The swim start took place on a wobbly boat dock complete with hooks for boats to be tied to. After all the rocking last year though, I’m happy to say I was prepared for this year and had a decent start. I was wearing #7(my lucky number) and therefore, was able to pick a decent spot near the outer left side. I thought I’d done a good job of getting out fast after the start but was quickly proved wrong once I hit the first turn buoy and ran into most of the main pack trying to turn at the same time as me. I came out of the first lap, ran around the turn around cone and realized I was further back than I wanted to be. So, I red-lined the first part of the second lap and was able to make up some ground in the very choppy waters. With about 300 meters to go, I felt like I was in a good position in the main group.

Then came the hardest part of the entire race…running up to transition on a hurt foot. The run-up was a little more of a Sunday jog than I would’ve liked, but I was so excited that I was able to hook onto a bike pack right out of transition that I quickly forgot. The bike course was mostly flat but the winds and the u-turns made it a bit tricky. My bike group of 4 did a good job of not losing too much ground to the group ahead of us and we added another with 3 laps to go on the 8 loop bike course to dismount as a group of 5.

I’d decided before the race that in T2 I would put on socks and wear my training shoes with orthotics to give my feet as much support as possible. As I did so, I watched as my fellow competitors quickly changed into their racing flats and took off. A couple seconds later, I was off and running as well. Having not run in 2 weeks, I had no idea what to expect and decided that if hurt to run right away I would stop. However, to my amazement I felt okay (thanks endorphins!) and continued on. I tried to stay relaxed and run a consistent pace, which I successfully did for the first 4 miles. It was about at this point that the throbbing pain in my foot started. It really didn’t get too bad until about 1 mile to go but at that point I thought I’d get to sit down faster running than walking. When I hit the finish line 12th overall and 9th American, I was in a world of pain and had trouble hiding it. Grrrrr….I hate feeling like a drama queen! But, I made it and the fact that I didn’t DNF made me so happy at the end of the day. Congrats to Sarah Haskins and Flora Duffy on an amazing race out there in which they literally swam, biked and ran away from the rest of the field!

So, as you all probably guessed, that was the end of the season for me. For now, I am in foot rehab and wedding planning mode.
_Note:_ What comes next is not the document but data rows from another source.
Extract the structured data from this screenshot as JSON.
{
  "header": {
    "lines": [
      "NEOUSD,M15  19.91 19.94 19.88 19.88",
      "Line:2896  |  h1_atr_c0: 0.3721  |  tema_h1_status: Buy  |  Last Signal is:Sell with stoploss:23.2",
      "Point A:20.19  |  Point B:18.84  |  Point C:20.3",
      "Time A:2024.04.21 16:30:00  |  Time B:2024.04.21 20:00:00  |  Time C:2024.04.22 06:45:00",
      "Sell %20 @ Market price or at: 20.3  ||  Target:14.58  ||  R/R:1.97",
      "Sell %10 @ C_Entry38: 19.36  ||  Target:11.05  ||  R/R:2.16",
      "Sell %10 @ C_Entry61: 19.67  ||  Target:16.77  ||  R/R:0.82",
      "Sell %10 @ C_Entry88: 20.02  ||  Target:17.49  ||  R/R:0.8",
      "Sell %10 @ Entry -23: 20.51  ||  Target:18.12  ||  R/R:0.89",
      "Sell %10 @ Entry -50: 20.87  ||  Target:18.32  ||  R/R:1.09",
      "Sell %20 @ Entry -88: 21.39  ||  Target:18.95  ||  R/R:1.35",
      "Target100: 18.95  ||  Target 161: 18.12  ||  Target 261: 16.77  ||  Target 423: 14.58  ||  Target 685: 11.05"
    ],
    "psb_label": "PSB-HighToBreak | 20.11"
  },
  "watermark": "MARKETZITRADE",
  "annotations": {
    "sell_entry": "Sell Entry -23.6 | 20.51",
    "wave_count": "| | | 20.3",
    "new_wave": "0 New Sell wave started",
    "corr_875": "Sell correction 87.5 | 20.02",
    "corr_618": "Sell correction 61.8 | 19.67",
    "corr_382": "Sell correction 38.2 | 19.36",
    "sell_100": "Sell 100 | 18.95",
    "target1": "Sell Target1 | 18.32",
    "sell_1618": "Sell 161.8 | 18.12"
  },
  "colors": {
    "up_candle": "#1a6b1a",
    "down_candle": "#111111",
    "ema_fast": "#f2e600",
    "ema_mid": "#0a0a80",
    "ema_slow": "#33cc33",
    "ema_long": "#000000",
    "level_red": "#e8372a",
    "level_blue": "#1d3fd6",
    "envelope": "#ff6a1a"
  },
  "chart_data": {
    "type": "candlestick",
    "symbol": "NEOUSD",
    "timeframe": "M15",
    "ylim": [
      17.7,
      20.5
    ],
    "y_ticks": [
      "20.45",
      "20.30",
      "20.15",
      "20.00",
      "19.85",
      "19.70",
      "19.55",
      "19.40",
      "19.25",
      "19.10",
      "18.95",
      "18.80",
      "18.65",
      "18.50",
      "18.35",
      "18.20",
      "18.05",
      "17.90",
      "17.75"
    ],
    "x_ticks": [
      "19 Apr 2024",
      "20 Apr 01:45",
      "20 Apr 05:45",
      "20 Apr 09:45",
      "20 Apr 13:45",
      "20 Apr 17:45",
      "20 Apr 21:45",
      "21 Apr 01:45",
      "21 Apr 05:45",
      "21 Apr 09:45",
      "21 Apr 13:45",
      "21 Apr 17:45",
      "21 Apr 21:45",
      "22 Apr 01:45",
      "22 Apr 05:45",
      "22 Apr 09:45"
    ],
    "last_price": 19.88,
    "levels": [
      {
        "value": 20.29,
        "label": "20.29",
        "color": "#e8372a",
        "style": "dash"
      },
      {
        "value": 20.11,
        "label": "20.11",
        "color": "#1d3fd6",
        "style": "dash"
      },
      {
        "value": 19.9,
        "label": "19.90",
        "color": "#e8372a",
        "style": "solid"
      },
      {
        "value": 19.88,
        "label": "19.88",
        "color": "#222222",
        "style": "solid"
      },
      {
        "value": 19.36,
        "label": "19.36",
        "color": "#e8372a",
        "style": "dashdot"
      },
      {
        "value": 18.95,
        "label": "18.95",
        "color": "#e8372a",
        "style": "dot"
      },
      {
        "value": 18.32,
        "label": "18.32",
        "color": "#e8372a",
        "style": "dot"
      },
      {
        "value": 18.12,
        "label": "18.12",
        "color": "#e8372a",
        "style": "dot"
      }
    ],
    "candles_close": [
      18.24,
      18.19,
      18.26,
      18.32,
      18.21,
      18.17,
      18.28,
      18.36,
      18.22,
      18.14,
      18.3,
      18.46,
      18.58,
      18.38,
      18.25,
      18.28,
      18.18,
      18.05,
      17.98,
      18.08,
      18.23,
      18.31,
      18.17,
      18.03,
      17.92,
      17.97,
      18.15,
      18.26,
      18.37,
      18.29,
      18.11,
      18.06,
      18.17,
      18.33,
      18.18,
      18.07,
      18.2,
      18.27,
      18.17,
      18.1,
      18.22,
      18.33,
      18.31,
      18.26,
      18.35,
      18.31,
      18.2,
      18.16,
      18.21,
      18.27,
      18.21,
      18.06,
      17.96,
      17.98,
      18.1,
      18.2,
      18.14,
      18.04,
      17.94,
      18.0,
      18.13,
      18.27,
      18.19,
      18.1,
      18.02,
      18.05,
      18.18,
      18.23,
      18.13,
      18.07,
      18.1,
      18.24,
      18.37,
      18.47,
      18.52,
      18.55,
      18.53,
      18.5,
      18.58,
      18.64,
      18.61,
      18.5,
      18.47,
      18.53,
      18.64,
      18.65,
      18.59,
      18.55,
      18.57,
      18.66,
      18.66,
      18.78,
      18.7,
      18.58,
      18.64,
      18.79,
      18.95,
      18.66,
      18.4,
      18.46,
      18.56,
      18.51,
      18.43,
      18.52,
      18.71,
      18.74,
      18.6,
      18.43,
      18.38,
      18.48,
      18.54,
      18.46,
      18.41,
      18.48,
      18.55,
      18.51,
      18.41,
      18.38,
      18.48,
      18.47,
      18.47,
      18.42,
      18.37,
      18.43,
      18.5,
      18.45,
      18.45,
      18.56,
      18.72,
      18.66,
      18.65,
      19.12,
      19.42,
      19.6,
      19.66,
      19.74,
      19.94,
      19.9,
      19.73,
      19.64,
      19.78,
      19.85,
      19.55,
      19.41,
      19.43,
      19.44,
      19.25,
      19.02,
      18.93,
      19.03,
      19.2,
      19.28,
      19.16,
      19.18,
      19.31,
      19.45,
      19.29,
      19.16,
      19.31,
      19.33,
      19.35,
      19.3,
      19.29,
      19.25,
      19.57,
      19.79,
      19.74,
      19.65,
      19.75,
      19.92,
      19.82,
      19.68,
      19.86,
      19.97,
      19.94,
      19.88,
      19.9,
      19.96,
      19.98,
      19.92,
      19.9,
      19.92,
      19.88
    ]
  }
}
It’s amazing all the little details you can get caught up in…. Forced downtime is always a good thing, however, it is absolutely gorgeous right now in Colorado and I cannot help but be jealous of the runners I see heading out to the trails…oh well, I’ll be out there soon enough!


A “Low” in Kelowna




After a 5-year hiatus, I was back in Kelowna, Canada for another crack at this ITU race with a monstrous hill. Back in 2007, my first year as a pro triathlete, I think it’s safe to say that I didn’t know how to ride a bike too well and relied mostly on my swimming and running skills to get me through. However, after training at altitude in the mountains of Colorado, I felt more confident in my biker chick abilities and was ready to race for the podium!

Sadly, my bike had other ideas… apparently the electronic shifting must’ve been a little bit off and every time I tried to shift from my small to big ring after climbing the aforementioned monstrous hill, the chain would slip off and I’d have to put it back on. I continued on each time, picking up a new group of people to ride with almost every lap until the final lap when instead of just slipping off, my chain jammed underneath the frame and I was unable to continue.

The positive things I had to take away from the race were this: 1) I can finally make it up the hill no problem and stay with the group 2) Kelowna is an absolutely gorgeous city! I’m going to go there as often as I get the opportunity! 3) The race organizers and volunteers there are so sweet! They came to get me after my bike broke and made sure I was physically (and mentally) okay…awesome people! 4) The other Americans rocked this race… 3 Americans in the top 5!